While so many disregard fashion as a shallow topic, the industry holds a far greater effect on our mindsets than we think. Without showing more body types or skin colours in magazines, on TV, or on posters, children can’t help but grow up feeling insecure or insignificant about themselves when society tells them that they aren’t the norm.  

– Seiyeon Park (’17)

Featured Image: Nura Afia’s Instagram- @nuralailalove

Spring Summer 2017 Fashion Month Recap

Recapping the brands that stood out the most to Blueprint in this year’s SS 17 Fashion Weeks around the world.

While many of us have started switching out our shorts for our denim, our tank tops for our sweaters, others have laid out their warm weather wardrobes already. What time is it? It’s Fashion Month.

Fashion Month is a term coined for the long stretch of time (typically a month, hence the term) over which the “Big Four” fashion capitals of the world hold their seasonal fashion weeks. The “Big Four”, receiving a majority of the press and commercial light, are New York, London, Milan, and Paris.

Though New York was the first city to begin holding seasonal fashion weeks in 1943, the concept of the fashion show itself arose, not surprisingly, in Paris. Starting from the 1850s, French “haute couture” (high fashion) houses began holding private shows for their most prized clients. These often involved “parades” in which models formed in lines to exhibit the salon’s newest garments.
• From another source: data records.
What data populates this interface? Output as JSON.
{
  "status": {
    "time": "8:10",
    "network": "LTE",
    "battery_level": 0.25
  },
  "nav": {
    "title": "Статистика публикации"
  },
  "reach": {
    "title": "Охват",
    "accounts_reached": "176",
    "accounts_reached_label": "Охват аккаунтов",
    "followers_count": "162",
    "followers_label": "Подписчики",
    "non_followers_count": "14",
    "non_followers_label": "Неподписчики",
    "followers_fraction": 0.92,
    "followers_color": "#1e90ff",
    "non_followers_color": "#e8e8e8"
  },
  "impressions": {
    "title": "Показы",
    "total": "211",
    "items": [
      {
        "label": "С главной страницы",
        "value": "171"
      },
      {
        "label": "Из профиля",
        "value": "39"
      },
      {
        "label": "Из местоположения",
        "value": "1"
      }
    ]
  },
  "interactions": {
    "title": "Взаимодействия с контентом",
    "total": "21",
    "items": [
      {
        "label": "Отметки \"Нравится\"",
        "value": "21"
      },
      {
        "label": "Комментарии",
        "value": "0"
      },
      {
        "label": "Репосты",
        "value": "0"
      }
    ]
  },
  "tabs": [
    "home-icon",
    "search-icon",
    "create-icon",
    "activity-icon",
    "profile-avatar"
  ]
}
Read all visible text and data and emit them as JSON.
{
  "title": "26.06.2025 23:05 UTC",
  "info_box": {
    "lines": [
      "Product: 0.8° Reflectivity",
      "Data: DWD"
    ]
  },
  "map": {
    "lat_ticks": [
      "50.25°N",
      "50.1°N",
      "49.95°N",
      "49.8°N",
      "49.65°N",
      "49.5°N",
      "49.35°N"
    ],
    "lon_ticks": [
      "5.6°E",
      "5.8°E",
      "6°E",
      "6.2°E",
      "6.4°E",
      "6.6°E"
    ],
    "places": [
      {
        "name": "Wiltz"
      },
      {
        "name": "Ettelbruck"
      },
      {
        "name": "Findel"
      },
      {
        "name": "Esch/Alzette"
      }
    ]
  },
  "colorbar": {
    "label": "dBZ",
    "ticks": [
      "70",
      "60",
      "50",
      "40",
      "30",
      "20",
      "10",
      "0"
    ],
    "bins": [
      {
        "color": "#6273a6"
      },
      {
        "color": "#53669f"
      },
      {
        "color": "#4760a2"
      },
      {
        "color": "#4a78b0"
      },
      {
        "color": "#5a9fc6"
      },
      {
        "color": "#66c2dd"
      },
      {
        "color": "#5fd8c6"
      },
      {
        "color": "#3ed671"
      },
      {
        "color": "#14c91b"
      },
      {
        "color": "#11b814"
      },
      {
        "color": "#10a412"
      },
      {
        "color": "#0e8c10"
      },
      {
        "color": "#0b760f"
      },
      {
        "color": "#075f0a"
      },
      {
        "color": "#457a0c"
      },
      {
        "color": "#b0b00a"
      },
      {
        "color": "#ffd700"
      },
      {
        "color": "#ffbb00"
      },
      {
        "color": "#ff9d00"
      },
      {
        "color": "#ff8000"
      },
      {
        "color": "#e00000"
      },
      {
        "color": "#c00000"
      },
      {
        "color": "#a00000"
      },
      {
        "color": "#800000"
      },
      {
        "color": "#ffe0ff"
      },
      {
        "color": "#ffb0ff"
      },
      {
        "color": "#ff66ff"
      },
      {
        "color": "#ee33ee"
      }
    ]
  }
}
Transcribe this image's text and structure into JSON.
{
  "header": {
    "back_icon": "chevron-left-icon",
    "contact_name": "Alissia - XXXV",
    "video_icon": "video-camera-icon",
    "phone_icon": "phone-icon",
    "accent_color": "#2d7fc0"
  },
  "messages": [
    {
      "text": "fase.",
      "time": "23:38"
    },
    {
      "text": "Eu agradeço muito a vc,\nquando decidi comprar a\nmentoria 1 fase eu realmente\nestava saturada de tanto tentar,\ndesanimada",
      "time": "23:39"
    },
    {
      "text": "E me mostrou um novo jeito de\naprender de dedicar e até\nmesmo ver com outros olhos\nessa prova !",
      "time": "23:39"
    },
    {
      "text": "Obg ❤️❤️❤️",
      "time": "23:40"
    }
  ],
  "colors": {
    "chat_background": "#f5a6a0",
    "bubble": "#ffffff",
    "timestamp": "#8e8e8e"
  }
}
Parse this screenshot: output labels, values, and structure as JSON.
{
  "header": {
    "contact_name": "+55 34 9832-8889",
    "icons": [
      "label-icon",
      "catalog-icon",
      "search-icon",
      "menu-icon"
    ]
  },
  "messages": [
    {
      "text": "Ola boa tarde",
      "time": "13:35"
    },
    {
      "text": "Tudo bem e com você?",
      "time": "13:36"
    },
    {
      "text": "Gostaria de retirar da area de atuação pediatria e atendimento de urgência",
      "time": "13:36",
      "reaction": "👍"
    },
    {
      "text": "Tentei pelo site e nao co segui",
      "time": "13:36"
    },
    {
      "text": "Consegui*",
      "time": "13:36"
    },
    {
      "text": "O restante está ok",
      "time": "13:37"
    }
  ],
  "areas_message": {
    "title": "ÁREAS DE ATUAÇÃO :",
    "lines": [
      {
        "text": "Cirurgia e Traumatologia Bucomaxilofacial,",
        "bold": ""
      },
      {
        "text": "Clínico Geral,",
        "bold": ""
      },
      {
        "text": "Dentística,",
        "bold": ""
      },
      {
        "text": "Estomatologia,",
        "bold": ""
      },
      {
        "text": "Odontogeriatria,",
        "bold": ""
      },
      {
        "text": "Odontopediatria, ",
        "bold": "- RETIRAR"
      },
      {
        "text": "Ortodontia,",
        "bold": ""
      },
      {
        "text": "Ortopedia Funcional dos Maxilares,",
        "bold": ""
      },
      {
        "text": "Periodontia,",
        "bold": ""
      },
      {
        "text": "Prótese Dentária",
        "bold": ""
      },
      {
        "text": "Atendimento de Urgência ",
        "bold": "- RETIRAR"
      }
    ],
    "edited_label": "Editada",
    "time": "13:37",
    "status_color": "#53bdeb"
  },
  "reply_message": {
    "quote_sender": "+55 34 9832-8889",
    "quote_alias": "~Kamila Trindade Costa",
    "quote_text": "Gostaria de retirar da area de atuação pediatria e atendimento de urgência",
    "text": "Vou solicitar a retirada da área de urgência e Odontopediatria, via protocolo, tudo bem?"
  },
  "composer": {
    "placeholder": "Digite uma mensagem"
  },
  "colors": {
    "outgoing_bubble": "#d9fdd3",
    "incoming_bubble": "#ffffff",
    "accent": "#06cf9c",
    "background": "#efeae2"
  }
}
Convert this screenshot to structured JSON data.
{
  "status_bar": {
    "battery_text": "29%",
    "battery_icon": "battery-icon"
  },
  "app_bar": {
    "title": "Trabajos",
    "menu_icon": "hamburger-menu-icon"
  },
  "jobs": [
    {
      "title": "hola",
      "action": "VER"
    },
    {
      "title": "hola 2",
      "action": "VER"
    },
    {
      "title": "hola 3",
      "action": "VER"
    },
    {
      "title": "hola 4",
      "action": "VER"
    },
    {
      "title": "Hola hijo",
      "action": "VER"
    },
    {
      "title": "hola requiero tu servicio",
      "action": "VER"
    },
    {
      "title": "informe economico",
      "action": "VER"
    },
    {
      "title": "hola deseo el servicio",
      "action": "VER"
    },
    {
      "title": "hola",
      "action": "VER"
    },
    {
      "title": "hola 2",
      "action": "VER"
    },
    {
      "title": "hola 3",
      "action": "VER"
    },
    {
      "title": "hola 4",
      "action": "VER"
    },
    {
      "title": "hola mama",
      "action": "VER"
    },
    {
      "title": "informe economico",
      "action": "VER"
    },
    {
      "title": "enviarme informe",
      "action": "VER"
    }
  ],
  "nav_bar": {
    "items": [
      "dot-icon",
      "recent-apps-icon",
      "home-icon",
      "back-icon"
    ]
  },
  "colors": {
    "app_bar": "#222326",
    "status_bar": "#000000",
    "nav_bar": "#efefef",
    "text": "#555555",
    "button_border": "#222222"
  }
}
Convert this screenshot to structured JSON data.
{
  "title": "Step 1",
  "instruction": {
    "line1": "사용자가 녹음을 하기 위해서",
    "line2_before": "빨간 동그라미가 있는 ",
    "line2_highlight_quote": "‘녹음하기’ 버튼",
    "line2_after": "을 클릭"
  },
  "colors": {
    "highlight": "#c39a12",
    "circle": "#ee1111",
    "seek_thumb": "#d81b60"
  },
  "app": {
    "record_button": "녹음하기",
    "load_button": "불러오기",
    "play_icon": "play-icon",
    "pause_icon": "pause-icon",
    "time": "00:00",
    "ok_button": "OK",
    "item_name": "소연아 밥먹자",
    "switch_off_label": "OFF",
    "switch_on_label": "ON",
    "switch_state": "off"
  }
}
In fact, fashion week are still called “défilés de mode” today- meaning parades of fashion.

After Eleanor Lambert put together the first New York Fashion Week (then called Press Week) in the middle of World War II, other cities started to catch on, from London to Milan to Seoul.

Now that we have a bit of context of the runway and its origins, let’s go through the most stand-out show of the “Big Four”’s Spring/Summer 2017 Fashion Weeks.

  1. Kenzo
  • Kenzo’s SS 17 show this fall was particularly hard to forget- as it began with an installation of performance artists who posed like marble statues, painted in chalky hues. This season’s line featured embellished slip and tank dresses, balanced with utilitarian outerwear such as military raincoats, parkas, and oversized denim jackets.
Photo: Indigital

2. Off-White

  • A rising name in streetwear, the brand Off-White featured a variety of styles this season, starting with classic blue-striped shirts and girl-boss red suits, followed by a mix of sporty and feminine, with dresses flooded in ruffles and racer back tanks paired with fluffy tutu skirts.
Photo: Marcus Tondo

3. Preen by Thornton Bregazzi

  • Already nicknamed the highlight of London Fashion Week, Preen is bringing back the 70s, constructing gowns and mixing in a casual preppiness with polo tees made from glitter, chiffon, flower prints, velvet and embroidery. Along with their makeup, the models looked ethereal and witchy in their get-ups.
Photo: Yannis Vlamos

4. Marc Jacobs

  • Full of ruffly, sheer dresses, embroidered coats, camo patterns and massively padded shoulders all in shining metallics, this season’s clothing line was reminiscent of a vintage store, continuing Jacob’s signature style of whimsical and playful.
Photo: Umberto Fratini



  • As the brand was recently handed over to Maxwell Osborne and Dao-Yi Chow as it was sold to the G-III Apparel Group, many were wondering how the new creative directors would take on the brand. This season’s futuristic theme was coincidentally fitting, and held a blend of edge and comfort. 
Photo: Luca Tombolini


What brands stood out to you the most this season? Let us know in the comments below.

-Seiyeon Park (’17)

Featured Image: Getty Images